Drone Delivery is Coming To Your House, Eventually


The emergence of new technology creates new solutions. Many believe we’re on the cusp of a second wave of an automation revolution. This line of thinking is lead by the emergence of driverless vehicles and drone technology. Both are proving safer and faster solutions to current delivery systems. As part of our yearly future looking survey, we asked members of the e-commerce world to speculate on the impact of these technologies. Within a five year scope, people are generally optimistic both drone and driverless vehicles will have an impact on how we receive our goods.

  • Only 8% of survey takers believe driverless vehicles will account for less than ten percent of all deliveries.

  • Over half of all respondents believe driverless vehicles will account for at least 30% of the handling of all packages.

  • Drone prevalence is a bit more pessimistic among survey takers, but over a third still believe drones will account for 10 - 30% of all deliveries.

Percentage of Packages Delivered by Drone or Driveless Vehicle in the Next 5 Years

It’s not hard to see why unmanned vehicles and drones can provide a better experience for customers. I believe it’s all but a forgone conclusion these solutions are going to replace our current ones. However, five years maybe too optimistic for full adoption and rollout everywhere. For example, Tesla’s semi-trucks aren’t meant to hit production until 2019. Even though they’ve received orders from large companies reliant on fleet transport like Walmart, FedEx and Anheuser-Busch, these orders in no way are full compliments to the current fleets. This is partially due to the trucks being electric, making them bound to refueling limits in the infrastructure and distances they can travel.

Drone delivery may have a bit of a leg up on driverless vehicles though, because they can bypass the limitations of current infrastructure. It’s likely we’ll see a rise in drone deliveries within the next 3-5 years in the US, but developing countries with weaker infrastructures are likely to focus on drone deliveries and implement it sooner. Consider the needs for medicine, food and other urgent delivery items. Companies aren’t going to wait for the best paths to be built for them when they can just fly over it all. Zipline, an organization out of Rwanda, is already delivery life-saving blood and medicine by drone at significantly faster rates than traditional delivery. As these fleets or squadrons of aircraft are built out, they’ll find usage in more commonplace delivery as well.

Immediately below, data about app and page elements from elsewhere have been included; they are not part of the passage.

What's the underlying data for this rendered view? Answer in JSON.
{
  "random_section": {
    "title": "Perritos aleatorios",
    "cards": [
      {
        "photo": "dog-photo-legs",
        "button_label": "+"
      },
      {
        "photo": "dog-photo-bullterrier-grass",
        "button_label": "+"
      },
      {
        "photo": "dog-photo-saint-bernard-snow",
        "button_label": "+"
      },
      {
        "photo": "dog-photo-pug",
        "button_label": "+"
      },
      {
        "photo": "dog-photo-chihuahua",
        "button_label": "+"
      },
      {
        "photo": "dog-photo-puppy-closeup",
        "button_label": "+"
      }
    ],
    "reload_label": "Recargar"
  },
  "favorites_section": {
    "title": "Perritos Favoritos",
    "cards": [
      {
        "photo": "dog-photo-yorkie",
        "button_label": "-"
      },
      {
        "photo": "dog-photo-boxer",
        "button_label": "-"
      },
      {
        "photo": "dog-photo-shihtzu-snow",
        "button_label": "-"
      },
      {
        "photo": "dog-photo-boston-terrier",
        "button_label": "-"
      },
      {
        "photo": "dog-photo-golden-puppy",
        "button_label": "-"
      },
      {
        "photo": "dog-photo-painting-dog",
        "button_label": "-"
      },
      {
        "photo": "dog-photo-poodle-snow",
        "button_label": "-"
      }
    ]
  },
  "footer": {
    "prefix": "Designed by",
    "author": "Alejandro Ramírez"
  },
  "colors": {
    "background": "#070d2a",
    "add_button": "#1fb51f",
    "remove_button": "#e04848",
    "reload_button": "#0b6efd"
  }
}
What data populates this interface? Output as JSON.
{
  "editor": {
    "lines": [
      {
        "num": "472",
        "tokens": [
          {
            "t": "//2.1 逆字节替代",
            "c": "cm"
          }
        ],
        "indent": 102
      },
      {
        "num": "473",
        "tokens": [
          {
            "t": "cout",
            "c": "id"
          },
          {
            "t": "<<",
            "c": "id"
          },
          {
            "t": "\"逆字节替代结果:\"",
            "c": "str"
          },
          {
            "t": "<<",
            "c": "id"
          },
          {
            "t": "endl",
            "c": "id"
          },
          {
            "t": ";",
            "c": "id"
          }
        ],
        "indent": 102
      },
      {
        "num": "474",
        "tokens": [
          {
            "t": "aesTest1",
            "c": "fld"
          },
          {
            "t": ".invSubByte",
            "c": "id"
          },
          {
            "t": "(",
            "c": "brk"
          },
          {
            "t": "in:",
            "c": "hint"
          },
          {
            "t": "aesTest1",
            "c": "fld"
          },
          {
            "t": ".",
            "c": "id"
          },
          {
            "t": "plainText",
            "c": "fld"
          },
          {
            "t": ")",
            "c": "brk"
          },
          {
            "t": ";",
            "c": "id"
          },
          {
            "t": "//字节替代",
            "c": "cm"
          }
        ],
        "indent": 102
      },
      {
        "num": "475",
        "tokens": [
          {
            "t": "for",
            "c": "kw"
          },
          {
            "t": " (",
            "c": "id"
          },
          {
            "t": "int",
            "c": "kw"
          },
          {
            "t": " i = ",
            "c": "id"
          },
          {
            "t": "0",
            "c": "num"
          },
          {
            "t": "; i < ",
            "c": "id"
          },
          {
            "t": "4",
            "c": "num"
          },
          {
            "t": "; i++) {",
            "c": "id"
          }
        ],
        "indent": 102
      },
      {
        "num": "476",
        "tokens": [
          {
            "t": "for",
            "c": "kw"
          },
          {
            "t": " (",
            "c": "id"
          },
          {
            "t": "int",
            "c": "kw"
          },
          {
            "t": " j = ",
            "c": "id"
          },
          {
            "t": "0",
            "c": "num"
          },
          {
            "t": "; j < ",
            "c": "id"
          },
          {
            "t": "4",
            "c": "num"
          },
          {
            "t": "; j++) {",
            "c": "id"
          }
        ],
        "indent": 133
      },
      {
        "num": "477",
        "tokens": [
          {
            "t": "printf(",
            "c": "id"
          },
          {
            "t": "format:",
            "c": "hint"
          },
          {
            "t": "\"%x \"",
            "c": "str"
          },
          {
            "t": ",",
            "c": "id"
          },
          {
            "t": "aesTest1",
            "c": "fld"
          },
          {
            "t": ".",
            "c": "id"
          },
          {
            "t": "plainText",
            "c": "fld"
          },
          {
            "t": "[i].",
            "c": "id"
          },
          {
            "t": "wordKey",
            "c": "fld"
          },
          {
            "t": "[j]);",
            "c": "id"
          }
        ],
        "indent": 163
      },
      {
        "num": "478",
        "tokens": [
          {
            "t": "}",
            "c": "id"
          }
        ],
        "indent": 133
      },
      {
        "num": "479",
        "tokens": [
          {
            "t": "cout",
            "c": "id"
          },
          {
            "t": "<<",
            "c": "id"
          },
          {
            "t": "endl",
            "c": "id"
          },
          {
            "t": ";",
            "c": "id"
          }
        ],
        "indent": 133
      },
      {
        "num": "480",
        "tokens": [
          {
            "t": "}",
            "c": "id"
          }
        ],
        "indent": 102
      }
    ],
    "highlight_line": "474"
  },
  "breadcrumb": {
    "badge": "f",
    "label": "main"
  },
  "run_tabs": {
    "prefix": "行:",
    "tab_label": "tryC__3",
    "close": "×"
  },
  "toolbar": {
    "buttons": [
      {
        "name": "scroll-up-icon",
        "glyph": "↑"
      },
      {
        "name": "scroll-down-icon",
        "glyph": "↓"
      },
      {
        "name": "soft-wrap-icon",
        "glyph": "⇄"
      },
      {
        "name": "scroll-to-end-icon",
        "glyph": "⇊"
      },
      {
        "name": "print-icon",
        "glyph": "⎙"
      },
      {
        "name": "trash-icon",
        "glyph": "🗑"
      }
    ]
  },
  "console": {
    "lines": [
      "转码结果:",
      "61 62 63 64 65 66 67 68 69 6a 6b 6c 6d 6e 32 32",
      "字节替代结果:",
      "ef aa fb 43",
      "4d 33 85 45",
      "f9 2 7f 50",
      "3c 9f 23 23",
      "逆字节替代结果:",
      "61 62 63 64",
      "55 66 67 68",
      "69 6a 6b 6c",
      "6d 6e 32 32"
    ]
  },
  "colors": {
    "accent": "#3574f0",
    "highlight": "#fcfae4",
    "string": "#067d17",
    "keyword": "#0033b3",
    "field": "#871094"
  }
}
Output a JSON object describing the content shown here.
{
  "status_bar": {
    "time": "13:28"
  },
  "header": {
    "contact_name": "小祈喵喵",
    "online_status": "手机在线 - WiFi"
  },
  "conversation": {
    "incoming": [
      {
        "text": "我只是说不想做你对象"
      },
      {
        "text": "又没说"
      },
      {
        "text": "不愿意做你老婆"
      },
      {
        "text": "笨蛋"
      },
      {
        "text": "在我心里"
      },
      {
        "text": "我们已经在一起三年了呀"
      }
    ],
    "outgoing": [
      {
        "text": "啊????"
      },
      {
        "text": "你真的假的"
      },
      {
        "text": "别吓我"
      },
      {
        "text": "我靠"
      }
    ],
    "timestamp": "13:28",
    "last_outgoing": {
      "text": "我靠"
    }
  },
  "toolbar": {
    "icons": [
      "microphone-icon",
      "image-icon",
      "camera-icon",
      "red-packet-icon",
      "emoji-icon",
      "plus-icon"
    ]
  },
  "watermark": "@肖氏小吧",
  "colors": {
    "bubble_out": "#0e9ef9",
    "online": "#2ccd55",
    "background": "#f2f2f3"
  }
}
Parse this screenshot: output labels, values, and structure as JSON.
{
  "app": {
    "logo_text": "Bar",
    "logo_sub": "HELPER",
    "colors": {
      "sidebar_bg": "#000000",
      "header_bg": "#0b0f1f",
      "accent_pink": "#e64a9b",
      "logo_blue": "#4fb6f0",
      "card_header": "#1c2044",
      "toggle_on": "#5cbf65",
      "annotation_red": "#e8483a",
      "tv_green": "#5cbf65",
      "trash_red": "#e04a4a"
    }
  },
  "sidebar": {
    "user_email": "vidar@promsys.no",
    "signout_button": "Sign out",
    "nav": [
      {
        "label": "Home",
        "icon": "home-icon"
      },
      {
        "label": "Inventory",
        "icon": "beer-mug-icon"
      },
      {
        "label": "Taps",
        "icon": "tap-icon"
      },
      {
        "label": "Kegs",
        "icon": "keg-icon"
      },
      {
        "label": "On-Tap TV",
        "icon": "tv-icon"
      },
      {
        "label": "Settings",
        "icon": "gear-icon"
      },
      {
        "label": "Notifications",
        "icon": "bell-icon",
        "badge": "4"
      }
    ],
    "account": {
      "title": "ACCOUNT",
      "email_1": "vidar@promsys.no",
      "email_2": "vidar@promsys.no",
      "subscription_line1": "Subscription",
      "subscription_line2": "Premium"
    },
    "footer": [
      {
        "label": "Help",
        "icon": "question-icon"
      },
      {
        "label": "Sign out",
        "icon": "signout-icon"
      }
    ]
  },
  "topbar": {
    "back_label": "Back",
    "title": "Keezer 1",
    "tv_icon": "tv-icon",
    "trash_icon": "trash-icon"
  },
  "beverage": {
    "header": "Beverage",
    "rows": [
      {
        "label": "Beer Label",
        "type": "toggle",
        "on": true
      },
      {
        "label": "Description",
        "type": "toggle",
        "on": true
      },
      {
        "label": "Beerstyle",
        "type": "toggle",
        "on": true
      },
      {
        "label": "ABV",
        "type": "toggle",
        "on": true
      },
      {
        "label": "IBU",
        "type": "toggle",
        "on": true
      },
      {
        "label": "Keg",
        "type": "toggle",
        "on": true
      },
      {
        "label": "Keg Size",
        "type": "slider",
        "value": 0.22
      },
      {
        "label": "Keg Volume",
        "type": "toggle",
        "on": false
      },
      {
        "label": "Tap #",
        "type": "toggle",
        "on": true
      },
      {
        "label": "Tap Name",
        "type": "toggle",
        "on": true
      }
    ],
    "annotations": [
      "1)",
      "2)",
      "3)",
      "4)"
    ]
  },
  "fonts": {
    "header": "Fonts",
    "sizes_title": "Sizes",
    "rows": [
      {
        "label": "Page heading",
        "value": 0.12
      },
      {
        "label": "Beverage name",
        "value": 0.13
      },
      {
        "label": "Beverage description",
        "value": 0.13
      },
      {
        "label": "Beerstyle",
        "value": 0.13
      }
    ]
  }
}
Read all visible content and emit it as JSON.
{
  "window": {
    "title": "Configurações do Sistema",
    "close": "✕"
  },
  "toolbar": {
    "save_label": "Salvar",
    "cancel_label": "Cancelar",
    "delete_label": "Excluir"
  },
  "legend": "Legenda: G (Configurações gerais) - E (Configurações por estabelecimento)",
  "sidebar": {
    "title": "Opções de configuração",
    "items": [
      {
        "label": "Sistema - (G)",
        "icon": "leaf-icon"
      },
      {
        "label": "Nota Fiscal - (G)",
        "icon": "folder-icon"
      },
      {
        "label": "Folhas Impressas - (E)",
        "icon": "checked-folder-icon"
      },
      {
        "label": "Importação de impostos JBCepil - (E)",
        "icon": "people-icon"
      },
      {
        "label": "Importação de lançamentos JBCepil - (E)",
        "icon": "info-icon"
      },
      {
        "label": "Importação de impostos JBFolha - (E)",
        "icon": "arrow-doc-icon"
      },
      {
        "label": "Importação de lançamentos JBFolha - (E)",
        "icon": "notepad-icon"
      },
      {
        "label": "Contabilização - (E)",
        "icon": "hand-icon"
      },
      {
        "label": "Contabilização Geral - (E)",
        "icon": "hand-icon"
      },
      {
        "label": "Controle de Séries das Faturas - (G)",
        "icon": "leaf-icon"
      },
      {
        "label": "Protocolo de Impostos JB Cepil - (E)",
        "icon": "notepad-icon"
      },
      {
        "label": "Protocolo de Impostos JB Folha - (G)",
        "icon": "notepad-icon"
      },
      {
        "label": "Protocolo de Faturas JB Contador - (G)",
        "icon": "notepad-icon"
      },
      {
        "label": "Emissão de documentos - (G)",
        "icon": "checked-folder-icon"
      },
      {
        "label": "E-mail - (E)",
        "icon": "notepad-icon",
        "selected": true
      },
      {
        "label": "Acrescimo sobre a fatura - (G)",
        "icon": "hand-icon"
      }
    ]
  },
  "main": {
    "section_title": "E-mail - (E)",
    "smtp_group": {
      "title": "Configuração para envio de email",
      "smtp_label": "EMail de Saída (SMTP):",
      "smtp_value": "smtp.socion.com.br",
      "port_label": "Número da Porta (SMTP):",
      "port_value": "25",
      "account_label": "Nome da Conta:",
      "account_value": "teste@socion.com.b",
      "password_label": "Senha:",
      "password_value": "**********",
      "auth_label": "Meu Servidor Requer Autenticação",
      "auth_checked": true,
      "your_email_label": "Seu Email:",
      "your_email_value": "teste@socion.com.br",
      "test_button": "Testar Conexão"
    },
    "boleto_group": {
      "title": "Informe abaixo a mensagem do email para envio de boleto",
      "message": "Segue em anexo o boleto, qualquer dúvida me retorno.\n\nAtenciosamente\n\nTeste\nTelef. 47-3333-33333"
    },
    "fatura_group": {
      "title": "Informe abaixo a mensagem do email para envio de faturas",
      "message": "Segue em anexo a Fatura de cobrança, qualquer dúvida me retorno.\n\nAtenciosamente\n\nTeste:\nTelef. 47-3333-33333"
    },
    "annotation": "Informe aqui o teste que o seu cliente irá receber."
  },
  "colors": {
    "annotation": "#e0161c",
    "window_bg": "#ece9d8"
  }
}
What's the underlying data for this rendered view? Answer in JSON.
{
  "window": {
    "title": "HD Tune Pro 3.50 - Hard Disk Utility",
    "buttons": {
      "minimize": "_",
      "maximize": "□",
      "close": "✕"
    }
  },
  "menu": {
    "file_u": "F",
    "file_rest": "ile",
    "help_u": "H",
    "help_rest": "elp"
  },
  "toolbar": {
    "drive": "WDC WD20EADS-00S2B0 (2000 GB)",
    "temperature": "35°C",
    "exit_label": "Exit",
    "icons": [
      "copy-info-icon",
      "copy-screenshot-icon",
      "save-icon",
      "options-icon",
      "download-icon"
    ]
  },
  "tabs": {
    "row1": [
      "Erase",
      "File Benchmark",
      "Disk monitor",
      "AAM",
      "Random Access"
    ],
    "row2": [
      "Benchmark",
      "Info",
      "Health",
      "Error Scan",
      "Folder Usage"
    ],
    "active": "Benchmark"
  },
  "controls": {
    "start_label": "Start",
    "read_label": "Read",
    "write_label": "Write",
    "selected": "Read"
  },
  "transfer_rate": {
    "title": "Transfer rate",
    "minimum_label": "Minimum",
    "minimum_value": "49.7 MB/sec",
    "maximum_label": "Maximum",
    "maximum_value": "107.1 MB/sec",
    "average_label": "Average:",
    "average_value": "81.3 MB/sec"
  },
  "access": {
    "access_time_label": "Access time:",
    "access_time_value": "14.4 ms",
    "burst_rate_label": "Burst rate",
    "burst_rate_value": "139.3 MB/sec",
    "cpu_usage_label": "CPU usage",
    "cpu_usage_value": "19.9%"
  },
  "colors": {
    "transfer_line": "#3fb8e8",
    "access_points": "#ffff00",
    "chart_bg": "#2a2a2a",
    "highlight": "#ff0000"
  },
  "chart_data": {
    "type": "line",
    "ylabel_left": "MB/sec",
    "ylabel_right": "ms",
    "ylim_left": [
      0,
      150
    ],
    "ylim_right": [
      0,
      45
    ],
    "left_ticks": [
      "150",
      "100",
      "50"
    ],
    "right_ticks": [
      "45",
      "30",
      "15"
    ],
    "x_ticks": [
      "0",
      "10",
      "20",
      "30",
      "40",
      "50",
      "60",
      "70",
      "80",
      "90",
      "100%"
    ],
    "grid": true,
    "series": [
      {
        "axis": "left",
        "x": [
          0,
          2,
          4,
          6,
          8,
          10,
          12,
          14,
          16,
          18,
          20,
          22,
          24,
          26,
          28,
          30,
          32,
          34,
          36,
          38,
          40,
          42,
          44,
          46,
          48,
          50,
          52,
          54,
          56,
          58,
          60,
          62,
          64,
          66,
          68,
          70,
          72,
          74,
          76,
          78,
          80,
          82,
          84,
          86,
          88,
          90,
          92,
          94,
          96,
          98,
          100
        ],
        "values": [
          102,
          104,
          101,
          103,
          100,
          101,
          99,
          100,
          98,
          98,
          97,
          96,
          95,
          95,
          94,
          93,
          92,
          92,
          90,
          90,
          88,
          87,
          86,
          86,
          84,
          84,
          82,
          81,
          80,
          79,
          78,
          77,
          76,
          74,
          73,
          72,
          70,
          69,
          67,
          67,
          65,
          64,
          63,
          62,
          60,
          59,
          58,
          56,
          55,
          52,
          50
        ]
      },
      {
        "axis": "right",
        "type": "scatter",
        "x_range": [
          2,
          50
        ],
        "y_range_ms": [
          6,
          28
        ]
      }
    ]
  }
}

In America, there’s a need to find a “sweet spot” for roll out. It’s predicted suburban areas outside of cities are likely to be the first adopters and test sites for drone delivery. A lot of it comes to cost effectiveness. In dense urban areas, there’s a lot of choices and delivery times are general already low within 20 minutes. It’s not cost effective to use expensive aircraft to make a delivery in the same time. Suburban areas would benefit from the quicker delivery times and increased choice, though. Rural areas would as well, however, the demand and number of deliveries made would have to justify the wider area of operation and larger fleet needed to satisfy the same number of households.

Drones are subject to scrutiny by the FAA and require their routes to be designed and approved. This is important to remember when considering the rural vs suburban vs urban rollout. Again, suburban and rural areas are optimal for their lower density. Less risk of damage and injury in case of malfunction. Routes and acceptable fly zones will be easier to plot out. Low density also means less general congestion; one drone to a home, rather than five or more to the same apartment building. There’s also issue of noise pollution, as well. Cities like New York and Los Angeles may find themselves opposed to the sound of buzzing squadrons of drones at all hours. The FAA may have to implement acceptable fly times for certain areas, no matter the density.

While giants like Amazon and Alphabet have their plans for drone delivery, they’re ultimately going to be limited on widespread rollout as it will take time to approve the paths and times of operation the drones can operate in. It will ultimately be a current tech giant, though, “paving the way” so to speak as they have the capital to build the aircraft and work out these delivery routes.

I believe we’re definitely going to see a rise in these technologies, but nothing near as optimistic as respondents believe. We’re going to be a largely mixed traffic society, especially in America. Regulations on autonomous vehicles, when and where they’re allowed to travel is going to be their biggest hindrance. This will be especially true for dense cities until logistics and cost effectiveness are in their favor. This shouldn’t discourage vendors though. As the opportunities for new technology and delivery systems arise, they should be willing to explore these new, faster, and more efficient solutions.